▶ _AVAILABLE RECORDS_
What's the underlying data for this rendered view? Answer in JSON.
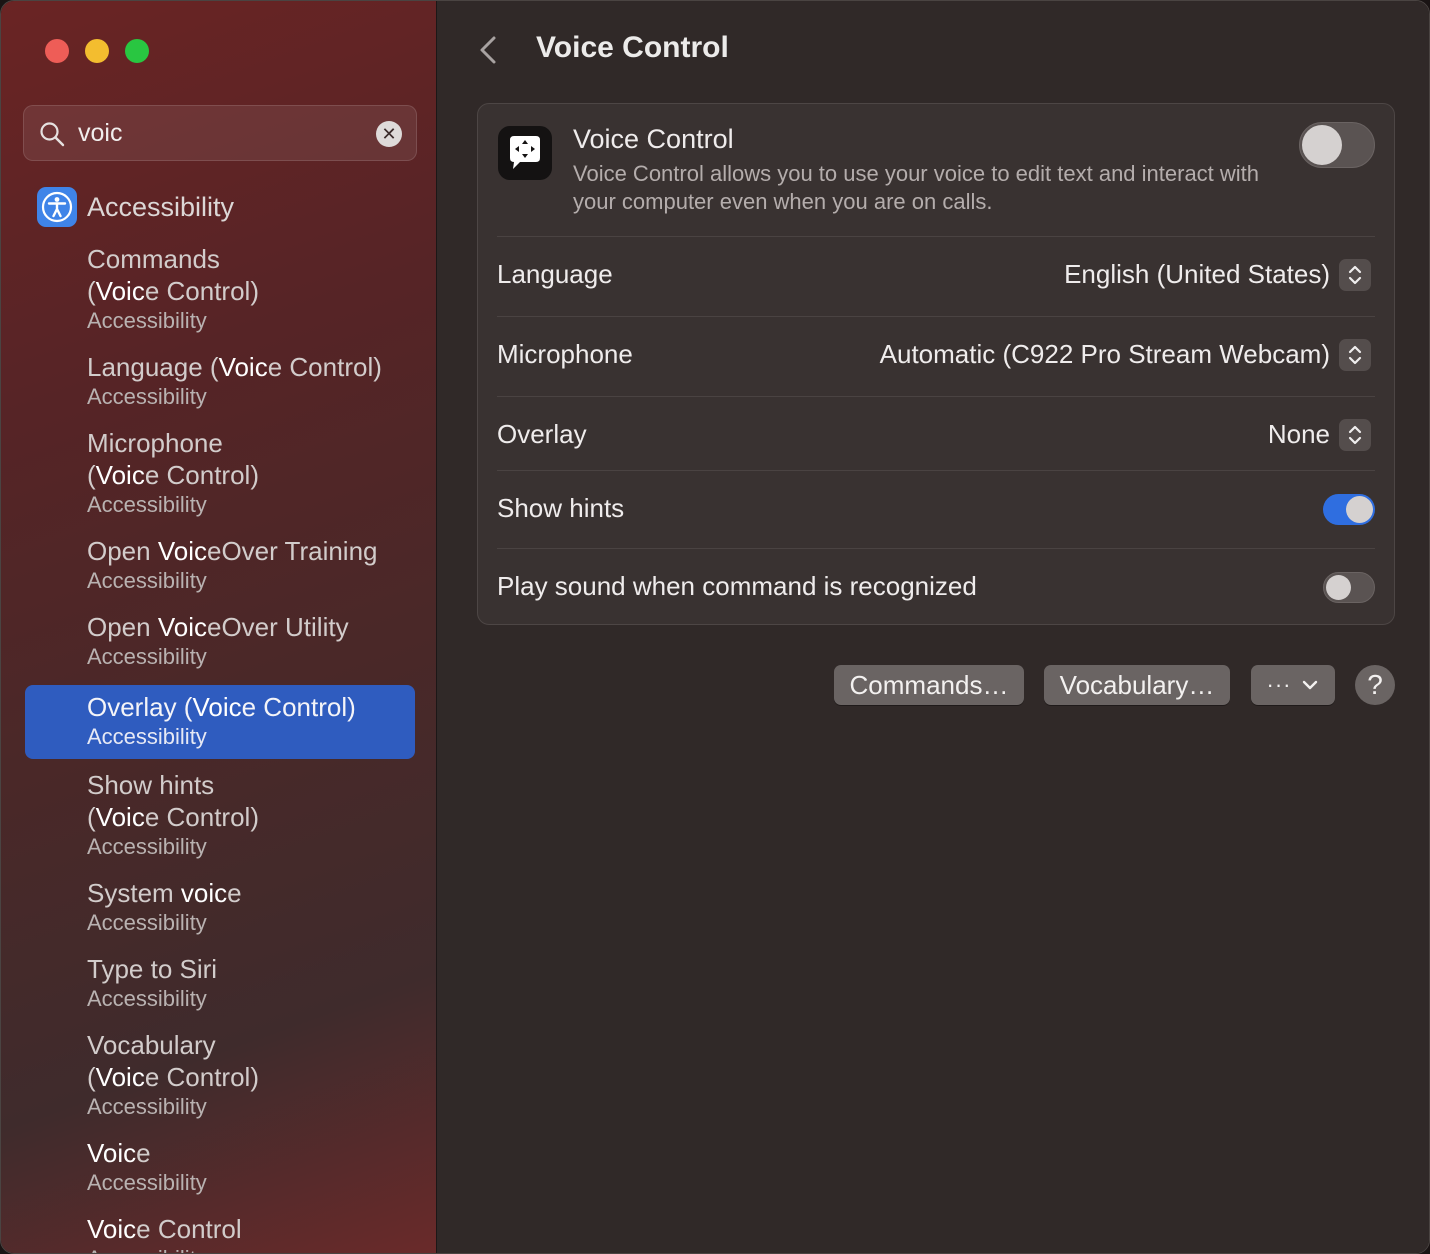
{
  "window": {
    "traffic_lights": {
      "close": "#ee5d57",
      "minimize": "#f3bd2f",
      "zoom": "#29c641"
    }
  },
  "sidebar": {
    "search": {
      "value": "voic",
      "icon": "magnifying-glass-icon",
      "clear_icon": "clear-x-icon"
    },
    "group": {
      "title": "Accessibility",
      "icon": "accessibility-icon",
      "icon_color": "#3f84e8"
    },
    "results": [
      {
        "pre": "Commands\n(",
        "hl": "Voic",
        "post": "e Control)",
        "sub": "Accessibility"
      },
      {
        "pre": "Language (",
        "hl": "Voic",
        "post": "e Control)",
        "sub": "Accessibility"
      },
      {
        "pre": "Microphone\n(",
        "hl": "Voic",
        "post": "e Control)",
        "sub": "Accessibility"
      },
      {
        "pre": "Open ",
        "hl": "Voic",
        "post": "eOver Training",
        "sub": "Accessibility"
      },
      {
        "pre": "Open ",
        "hl": "Voic",
        "post": "eOver Utility",
        "sub": "Accessibility"
      },
      {
        "pre": "Overlay (",
        "hl": "Voic",
        "post": "e Control)",
        "sub": "Accessibility",
        "selected": true
      },
      {
        "pre": "Show hints\n(",
        "hl": "Voic",
        "post": "e Control)",
        "sub": "Accessibility"
      },
      {
        "pre": "System ",
        "hl": "voic",
        "post": "e",
        "sub": "Accessibility"
      },
      {
        "pre": "Type to Siri",
        "hl": "",
        "post": "",
        "sub": "Accessibility"
      },
      {
        "pre": "Vocabulary\n(",
        "hl": "Voic",
        "post": "e Control)",
        "sub": "Accessibility"
      },
      {
        "pre": "",
        "hl": "Voic",
        "post": "e",
        "sub": "Accessibility"
      },
      {
        "pre": "",
        "hl": "Voic",
        "post": "e Control",
        "sub": "Accessibility"
      }
    ],
    "selected_color": "#2f5cbf"
  },
  "main": {
    "back_icon": "chevron-left-icon",
    "title": "Voice Control",
    "voice_control": {
      "icon": "voice-control-icon",
      "title": "Voice Control",
      "description": "Voice Control allows you to use your voice to edit text and interact with your computer even when you are on calls.",
      "enabled": false
    },
    "settings": {
      "language": {
        "label": "Language",
        "value": "English (United States)"
      },
      "microphone": {
        "label": "Microphone",
        "value": "Automatic (C922 Pro Stream Webcam)"
      },
      "overlay": {
        "label": "Overlay",
        "value": "None"
      },
      "show_hints": {
        "label": "Show hints",
        "enabled": true
      },
      "play_sound": {
        "label": "Play sound when command is recognized",
        "enabled": false
      }
    },
    "buttons": {
      "commands": "Commands…",
      "vocabulary": "Vocabulary…",
      "more": "···",
      "help": "?"
    },
    "accent_color": "#2f6ee0"
  }
}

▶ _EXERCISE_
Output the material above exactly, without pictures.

▶ _RESULT_
What's the underlying data for this rendered view? Answer in JSON.
{
  "window": {
    "traffic_lights": {
      "close": "#ee5d57",
      "minimize": "#f3bd2f",
      "zoom": "#29c641"
    }
  },
  "sidebar": {
    "search": {
      "value": "voic",
      "icon": "magnifying-glass-icon",
      "clear_icon": "clear-x-icon"
    },
    "group": {
      "title": "Accessibility",
      "icon": "accessibility-icon",
      "icon_color": "#3f84e8"
    },
    "results": [
      {
        "pre": "Commands\n(",
        "hl": "Voic",
        "post": "e Control)",
        "sub": "Accessibility"
      },
      {
        "pre": "Language (",
        "hl": "Voic",
        "post": "e Control)",
        "sub": "Accessibility"
      },
      {
        "pre": "Microphone\n(",
        "hl": "Voic",
        "post": "e Control)",
        "sub": "Accessibility"
      },
      {
        "pre": "Open ",
        "hl": "Voic",
        "post": "eOver Training",
        "sub": "Accessibility"
      },
      {
        "pre": "Open ",
        "hl": "Voic",
        "post": "eOver Utility",
        "sub": "Accessibility"
      },
      {
        "pre": "Overlay (",
        "hl": "Voic",
        "post": "e Control)",
        "sub": "Accessibility",
        "selected": true
      },
      {
        "pre": "Show hints\n(",
        "hl": "Voic",
        "post": "e Control)",
        "sub": "Accessibility"
      },
      {
        "pre": "System ",
        "hl": "voic",
        "post": "e",
        "sub": "Accessibility"
      },
      {
        "pre": "Type to Siri",
        "hl": "",
        "post": "",
        "sub": "Accessibility"
      },
      {
        "pre": "Vocabulary\n(",
        "hl": "Voic",
        "post": "e Control)",
        "sub": "Accessibility"
      },
      {
        "pre": "",
        "hl": "Voic",
        "post": "e",
        "sub": "Accessibility"
      },
      {
        "pre": "",
        "hl": "Voic",
        "post": "e Control",
        "sub": "Accessibility"
      }
    ],
    "selected_color": "#2f5cbf"
  },
  "main": {
    "back_icon": "chevron-left-icon",
    "title": "Voice Control",
    "voice_control": {
      "icon": "voice-control-icon",
      "title": "Voice Control",
      "description": "Voice Control allows you to use your voice to edit text and interact with your computer even when you are on calls.",
      "enabled": false
    },
    "settings": {
      "language": {
        "label": "Language",
        "value": "English (United States)"
      },
      "microphone": {
        "label": "Microphone",
        "value": "Automatic (C922 Pro Stream Webcam)"
      },
      "overlay": {
        "label": "Overlay",
        "value": "None"
      },
      "show_hints": {
        "label": "Show hints",
        "enabled": true
      },
      "play_sound": {
        "label": "Play sound when command is recognized",
        "enabled": false
      }
    },
    "buttons": {
      "commands": "Commands…",
      "vocabulary": "Vocabulary…",
      "more": "···",
      "help": "?"
    },
    "accent_color": "#2f6ee0"
  }
}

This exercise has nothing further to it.